_Description of the task_
Whenever a line below includes the string "type", show it.

Excerpts from an interface dataset:
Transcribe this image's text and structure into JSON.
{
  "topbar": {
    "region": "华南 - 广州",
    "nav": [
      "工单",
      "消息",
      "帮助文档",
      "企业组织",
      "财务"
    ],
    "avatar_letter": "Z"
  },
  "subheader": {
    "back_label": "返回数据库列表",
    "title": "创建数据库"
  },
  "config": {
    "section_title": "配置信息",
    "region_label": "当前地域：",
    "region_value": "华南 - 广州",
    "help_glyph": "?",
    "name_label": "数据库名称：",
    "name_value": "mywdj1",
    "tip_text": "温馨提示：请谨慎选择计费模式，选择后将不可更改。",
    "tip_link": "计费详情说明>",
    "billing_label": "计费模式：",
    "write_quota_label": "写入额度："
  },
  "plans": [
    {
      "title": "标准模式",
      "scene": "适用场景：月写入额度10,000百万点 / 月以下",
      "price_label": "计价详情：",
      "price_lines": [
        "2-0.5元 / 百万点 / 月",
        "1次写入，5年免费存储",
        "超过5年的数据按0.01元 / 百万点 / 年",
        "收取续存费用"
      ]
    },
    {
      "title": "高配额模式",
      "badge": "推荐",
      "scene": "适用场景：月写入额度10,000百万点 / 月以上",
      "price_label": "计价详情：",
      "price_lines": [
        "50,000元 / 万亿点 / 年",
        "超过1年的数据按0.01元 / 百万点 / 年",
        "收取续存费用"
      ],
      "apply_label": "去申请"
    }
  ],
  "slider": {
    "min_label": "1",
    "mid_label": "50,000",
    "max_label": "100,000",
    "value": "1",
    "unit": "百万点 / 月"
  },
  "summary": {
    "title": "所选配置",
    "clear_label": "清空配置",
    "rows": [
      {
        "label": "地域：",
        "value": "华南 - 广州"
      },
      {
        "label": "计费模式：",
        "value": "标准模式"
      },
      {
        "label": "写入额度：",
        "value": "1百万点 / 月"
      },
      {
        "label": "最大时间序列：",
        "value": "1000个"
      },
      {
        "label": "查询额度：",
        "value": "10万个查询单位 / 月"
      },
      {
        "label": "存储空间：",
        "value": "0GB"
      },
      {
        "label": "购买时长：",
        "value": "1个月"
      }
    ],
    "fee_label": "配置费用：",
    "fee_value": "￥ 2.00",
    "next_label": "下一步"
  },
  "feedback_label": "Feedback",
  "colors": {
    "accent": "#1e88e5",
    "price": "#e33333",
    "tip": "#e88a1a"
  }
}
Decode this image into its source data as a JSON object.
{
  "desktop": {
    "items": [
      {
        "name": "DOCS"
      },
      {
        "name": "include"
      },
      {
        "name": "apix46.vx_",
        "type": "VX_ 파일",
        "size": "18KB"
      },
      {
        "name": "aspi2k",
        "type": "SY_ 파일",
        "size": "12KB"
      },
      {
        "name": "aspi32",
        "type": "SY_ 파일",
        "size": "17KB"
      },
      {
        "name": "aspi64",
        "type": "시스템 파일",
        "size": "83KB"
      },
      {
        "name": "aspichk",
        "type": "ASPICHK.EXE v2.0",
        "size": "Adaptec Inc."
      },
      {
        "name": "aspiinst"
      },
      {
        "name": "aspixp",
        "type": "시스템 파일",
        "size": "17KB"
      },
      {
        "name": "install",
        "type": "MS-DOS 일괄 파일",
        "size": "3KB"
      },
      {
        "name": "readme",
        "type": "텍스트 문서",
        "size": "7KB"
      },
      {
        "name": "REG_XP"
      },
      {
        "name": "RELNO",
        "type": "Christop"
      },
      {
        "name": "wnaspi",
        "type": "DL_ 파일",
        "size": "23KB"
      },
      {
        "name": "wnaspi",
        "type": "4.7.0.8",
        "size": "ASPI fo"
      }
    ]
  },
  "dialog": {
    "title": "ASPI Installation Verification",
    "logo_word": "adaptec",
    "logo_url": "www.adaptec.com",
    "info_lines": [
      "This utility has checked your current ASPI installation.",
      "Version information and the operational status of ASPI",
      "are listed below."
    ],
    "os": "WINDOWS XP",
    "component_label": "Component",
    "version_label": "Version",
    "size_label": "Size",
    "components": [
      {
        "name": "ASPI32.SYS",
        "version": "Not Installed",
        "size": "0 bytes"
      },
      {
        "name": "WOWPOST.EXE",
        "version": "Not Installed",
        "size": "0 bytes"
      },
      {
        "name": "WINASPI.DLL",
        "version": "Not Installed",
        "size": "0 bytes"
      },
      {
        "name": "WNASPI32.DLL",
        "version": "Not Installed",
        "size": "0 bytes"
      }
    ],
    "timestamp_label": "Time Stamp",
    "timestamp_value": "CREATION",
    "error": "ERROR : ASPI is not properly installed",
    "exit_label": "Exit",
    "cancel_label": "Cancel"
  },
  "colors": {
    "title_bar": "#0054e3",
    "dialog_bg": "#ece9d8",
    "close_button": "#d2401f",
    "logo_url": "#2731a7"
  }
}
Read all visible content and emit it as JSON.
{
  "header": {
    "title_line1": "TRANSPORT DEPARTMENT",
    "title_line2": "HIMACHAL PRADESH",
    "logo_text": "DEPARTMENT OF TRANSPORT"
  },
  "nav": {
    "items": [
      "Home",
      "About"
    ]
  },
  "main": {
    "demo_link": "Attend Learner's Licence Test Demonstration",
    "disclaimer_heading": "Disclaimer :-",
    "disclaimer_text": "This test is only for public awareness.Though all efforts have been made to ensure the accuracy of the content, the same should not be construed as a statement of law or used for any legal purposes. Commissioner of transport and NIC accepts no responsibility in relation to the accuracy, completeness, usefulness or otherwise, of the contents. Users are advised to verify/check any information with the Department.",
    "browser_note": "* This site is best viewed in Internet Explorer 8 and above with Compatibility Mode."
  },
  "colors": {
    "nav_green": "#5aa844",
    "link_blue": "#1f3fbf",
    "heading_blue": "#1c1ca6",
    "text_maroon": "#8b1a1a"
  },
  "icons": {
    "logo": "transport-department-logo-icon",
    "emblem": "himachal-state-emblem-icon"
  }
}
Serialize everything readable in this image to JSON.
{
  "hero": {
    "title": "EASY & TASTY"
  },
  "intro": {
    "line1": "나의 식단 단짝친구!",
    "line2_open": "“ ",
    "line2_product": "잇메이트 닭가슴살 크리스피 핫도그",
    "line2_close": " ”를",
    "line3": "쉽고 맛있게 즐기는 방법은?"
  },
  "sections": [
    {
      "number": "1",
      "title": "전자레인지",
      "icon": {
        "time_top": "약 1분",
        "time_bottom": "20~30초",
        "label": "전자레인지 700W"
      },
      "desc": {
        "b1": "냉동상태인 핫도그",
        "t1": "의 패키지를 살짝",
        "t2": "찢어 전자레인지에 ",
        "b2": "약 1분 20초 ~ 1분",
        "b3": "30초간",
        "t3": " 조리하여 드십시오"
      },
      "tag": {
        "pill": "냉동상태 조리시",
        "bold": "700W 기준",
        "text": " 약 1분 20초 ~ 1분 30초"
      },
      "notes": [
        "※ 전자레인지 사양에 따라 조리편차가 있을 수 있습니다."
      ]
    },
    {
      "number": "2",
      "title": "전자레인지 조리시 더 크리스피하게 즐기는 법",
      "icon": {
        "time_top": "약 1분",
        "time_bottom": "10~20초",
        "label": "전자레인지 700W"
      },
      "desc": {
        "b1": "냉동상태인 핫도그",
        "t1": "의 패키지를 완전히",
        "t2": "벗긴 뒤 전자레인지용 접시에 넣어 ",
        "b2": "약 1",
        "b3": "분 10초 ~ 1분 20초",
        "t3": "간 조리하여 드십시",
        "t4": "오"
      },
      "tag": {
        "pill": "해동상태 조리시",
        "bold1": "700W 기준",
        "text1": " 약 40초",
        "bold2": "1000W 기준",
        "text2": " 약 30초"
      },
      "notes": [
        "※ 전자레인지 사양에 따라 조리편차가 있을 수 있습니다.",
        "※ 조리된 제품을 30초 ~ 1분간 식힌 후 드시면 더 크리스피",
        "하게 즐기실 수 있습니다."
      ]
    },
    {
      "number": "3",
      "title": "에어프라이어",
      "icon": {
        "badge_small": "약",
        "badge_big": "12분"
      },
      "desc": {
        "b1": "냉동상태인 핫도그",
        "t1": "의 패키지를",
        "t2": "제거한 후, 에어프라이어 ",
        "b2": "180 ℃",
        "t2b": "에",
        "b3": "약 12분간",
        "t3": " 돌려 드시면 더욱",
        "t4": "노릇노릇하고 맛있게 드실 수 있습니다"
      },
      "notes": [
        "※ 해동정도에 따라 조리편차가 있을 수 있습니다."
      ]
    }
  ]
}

_Your solution_
        "type": "VX_ 파일",
        "type": "SY_ 파일",
        "type": "SY_ 파일",
        "type": "시스템 파일",
        "type": "ASPICHK.EXE v2.0",
        "type": "시스템 파일",
        "type": "MS-DOS 일괄 파일",
        "type": "텍스트 문서",
        "type": "Christop"
        "type": "DL_ 파일",
        "type": "4.7.0.8",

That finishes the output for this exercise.